start wars if he took the job. His speech showed that he cared about people
even if he didn't know them. It showed something that most people don't have
or don't worry about.
The Romantic Age
extended through the 18th century. Romantic writing is not about candle-
light dinners and walks along the beach. The Romantic Age was about writing
the way people talked. One of the most Romantic writers was William
Wordsworth. He set the guidelines for Romantic writing in “Lyrical Ballads”
with the help of his friend Henry Cooleridge. He also expressed overflowing
emotion in his poems, such as “A Few Lines Composed 3 Miles Above Tintern
Abbey.” Wordsworth writes about the clash of humanity and nature. In the
poem, “The Monument Commonly Called ‘Long Meg’,” Wordsworth uses
personification when describing a twelve foot rock to represent the
importance of leadership among humanity through the example of nature.
The rock that is called “Long Meg” stands about sixty feet outside of a
circle of rocks in the north of England. Long Meg is twelve feet tall and
has four corners that point north, south, east, and west. It was most
likely used as a meeting place for some sort of religious ritual around 1500
B.C. One example of Long Meg being described as a leader is in lines six
and seven. Wordsworth says, “-pre-eminent, and placed Apart, to overlook the
circle vast.” This line depicts an image of leadership because Long Meg, the
biggest of the rocks, and the only one not made out of granite, is watching
over the other rocks.
Wordsworth uses personification when describing Long Meg. In line eight he
says, “Speak! Giant-mother!” When Wordsworth describes Long Meg as a mother,
it is not only an example of leadership but an example of personification as
well. Also, the explanation point that is used in the line is the work of
the Romantic Age and the belief by Romantic writers that all poems should

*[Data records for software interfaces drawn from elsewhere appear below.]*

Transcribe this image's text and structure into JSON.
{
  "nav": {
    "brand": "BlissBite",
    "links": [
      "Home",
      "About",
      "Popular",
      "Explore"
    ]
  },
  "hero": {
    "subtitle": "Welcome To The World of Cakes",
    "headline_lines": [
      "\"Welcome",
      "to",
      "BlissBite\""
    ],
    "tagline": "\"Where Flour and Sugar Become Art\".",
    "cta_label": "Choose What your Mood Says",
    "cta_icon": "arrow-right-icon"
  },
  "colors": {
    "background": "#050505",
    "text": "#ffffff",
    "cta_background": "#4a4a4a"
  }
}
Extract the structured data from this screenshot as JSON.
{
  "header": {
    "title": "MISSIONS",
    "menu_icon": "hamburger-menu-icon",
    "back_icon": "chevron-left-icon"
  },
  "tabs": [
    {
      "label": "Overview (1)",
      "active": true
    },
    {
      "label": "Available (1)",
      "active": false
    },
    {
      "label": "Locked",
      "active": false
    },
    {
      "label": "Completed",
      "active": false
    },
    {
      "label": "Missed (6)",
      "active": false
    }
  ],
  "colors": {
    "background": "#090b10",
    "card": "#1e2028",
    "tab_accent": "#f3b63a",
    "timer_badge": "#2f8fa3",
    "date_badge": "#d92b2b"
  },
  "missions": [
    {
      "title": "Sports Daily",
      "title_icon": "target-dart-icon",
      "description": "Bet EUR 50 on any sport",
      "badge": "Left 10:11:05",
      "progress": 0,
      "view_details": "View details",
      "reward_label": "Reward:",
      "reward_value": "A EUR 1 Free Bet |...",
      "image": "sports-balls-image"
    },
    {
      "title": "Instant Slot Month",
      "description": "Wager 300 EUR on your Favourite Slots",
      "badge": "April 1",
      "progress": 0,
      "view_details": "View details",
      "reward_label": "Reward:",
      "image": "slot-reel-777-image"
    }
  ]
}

include overflowing emotion.
In lines four and five, Wordsworth describes the circle of rocks as a
family and Long Meg as the one that scorns them. He says, “When first I saw
that family forlorn; Speak Thou, whose massy strength and stature scorn.”

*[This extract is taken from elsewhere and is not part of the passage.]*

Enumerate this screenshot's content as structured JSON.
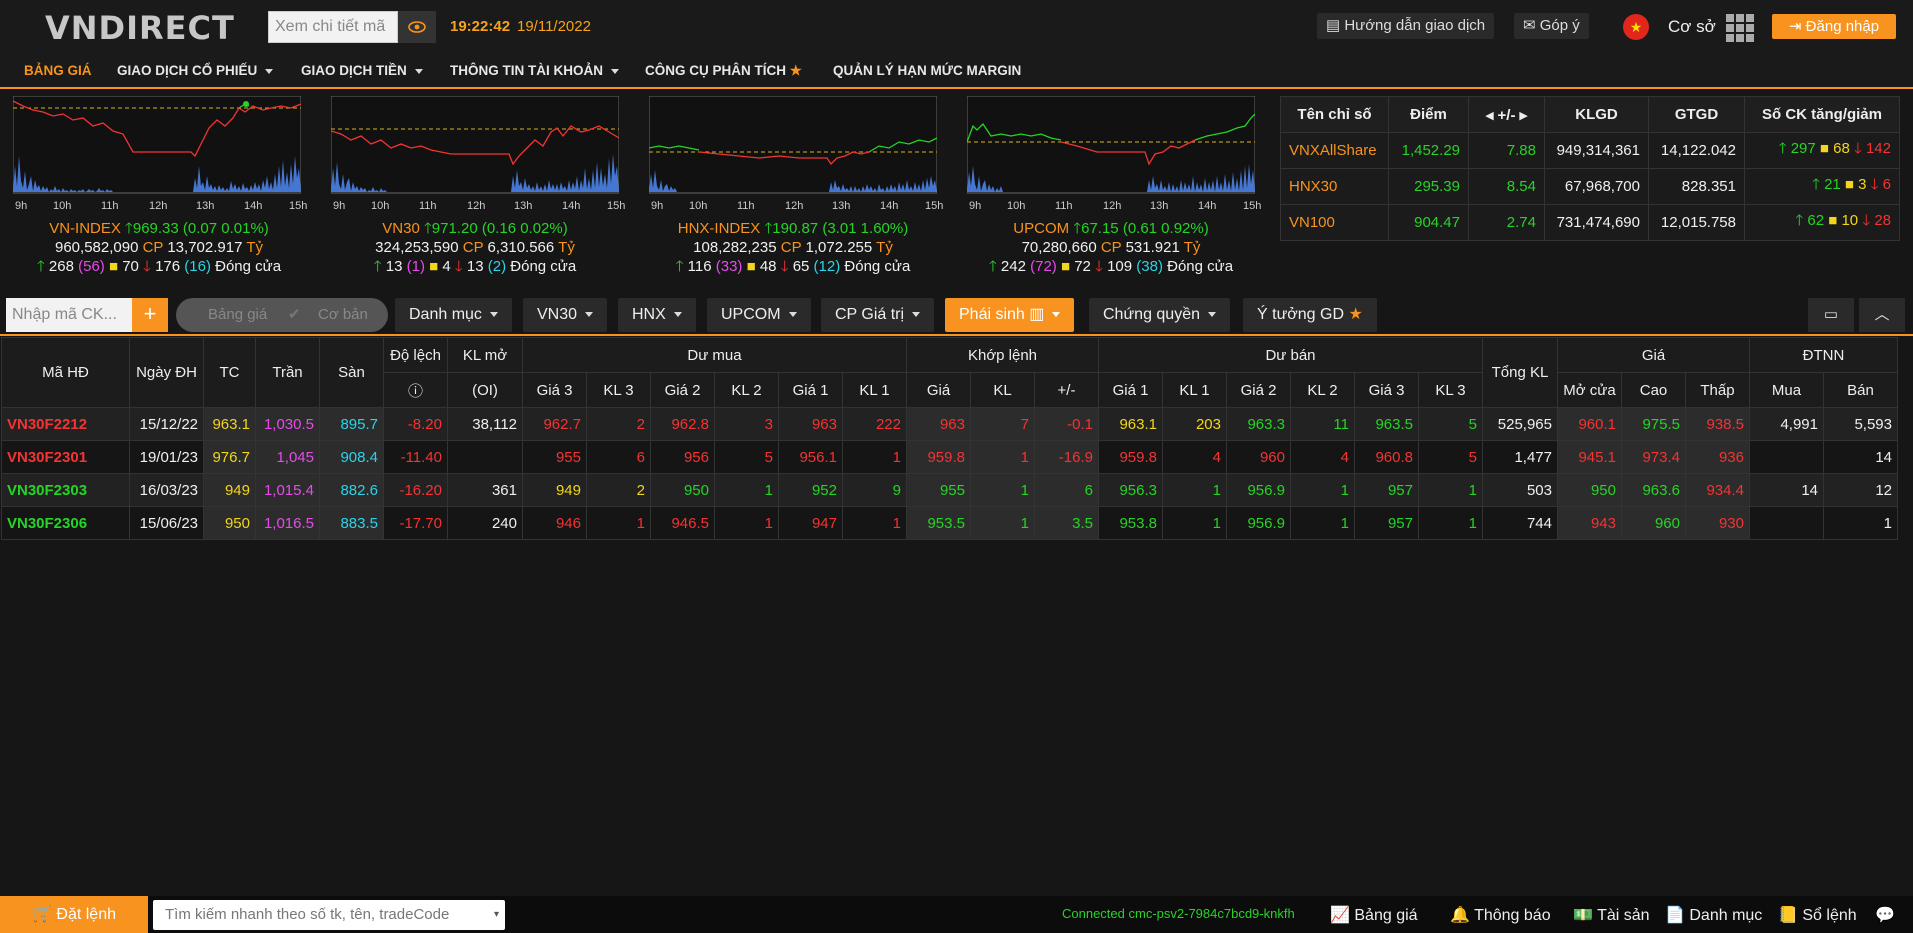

Leaders always stand at the head or on the outside of a circle. Long Meg is
on the outside of a circle. And once again, Long Meg is described as a

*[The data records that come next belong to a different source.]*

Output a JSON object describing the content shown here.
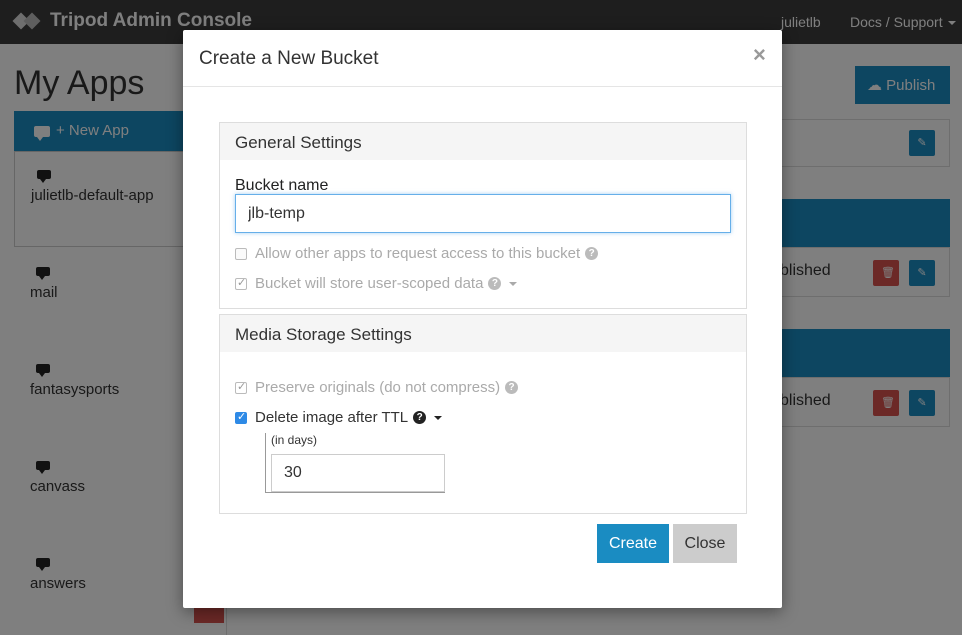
{
  "navbar": {
    "brand": "Tripod Admin Console",
    "user": "julietlb",
    "docs": "Docs / Support"
  },
  "page": {
    "title": "My Apps",
    "new_app_label": "+ New App",
    "publish_label": "Publish",
    "apps": [
      {
        "name": "julietlb-default-app"
      },
      {
        "name": "mail"
      },
      {
        "name": "fantasysports"
      },
      {
        "name": "canvass"
      },
      {
        "name": "answers"
      }
    ],
    "row_status_1": "blished",
    "row_status_2": "blished"
  },
  "modal": {
    "title": "Create a New Bucket",
    "close_glyph": "×",
    "general": {
      "heading": "General Settings",
      "bucket_name_label": "Bucket name",
      "bucket_name_value": "jlb-temp",
      "allow_access_label": "Allow other apps to request access to this bucket",
      "allow_access_checked": false,
      "user_scoped_label": "Bucket will store user-scoped data",
      "user_scoped_checked": true
    },
    "media": {
      "heading": "Media Storage Settings",
      "preserve_label": "Preserve originals (do not compress)",
      "preserve_checked": true,
      "delete_ttl_label": "Delete image after TTL",
      "delete_ttl_checked": true,
      "ttl_unit": "(in days)",
      "ttl_value": "30"
    },
    "create_label": "Create",
    "close_label": "Close"
  },
  "colors": {
    "accent": "#1a8cc2",
    "danger": "#d9534f",
    "navbar": "#3d3d3d"
  }
}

leader or a mother among the rocks and among nature.
In the traditional sense, the person that scorns a family is a parent. In
these lines it is made clear that Long Meg would yell at the rocks, which
represent her children, and keep them together. In a school yard, the
biggest kid there is most often the most feared and respected. In the
business world, the boss of the biggest company is the most feared and
respected. And even in the animal kingdom, the biggest animal is the most
feared and respected. Long Meg represents the giant in the school yard, the
boss of the world’s biggest company, and the lion in the jungle.
This rock is a leader in the eyes of Wordsworth and is an image of
leadership shown through the example of nature. This essay has proven that
through various examples. These points strongly show that Wordsworth
included messages for life in his poetry and tried to symbolize those
messages with nature.
She said that it would never last,
I said it isn't worth it to try.
She says that nothing ever works,
I wish that she was never right.
It wasn't fair to bring her up,
You held me down like death in a cup.
I should've known you'd go for the throat,
Another moment for you to gloat.
She said that we would never be,
I said that her evil blinded me.
If we could go I'd never mind,
But she said we were out of time.
She said that we could go for a drive,
I knew she wanted to leave me behind.
She said it wouldn't work if I don't give,
I told her that she has no clue how to live.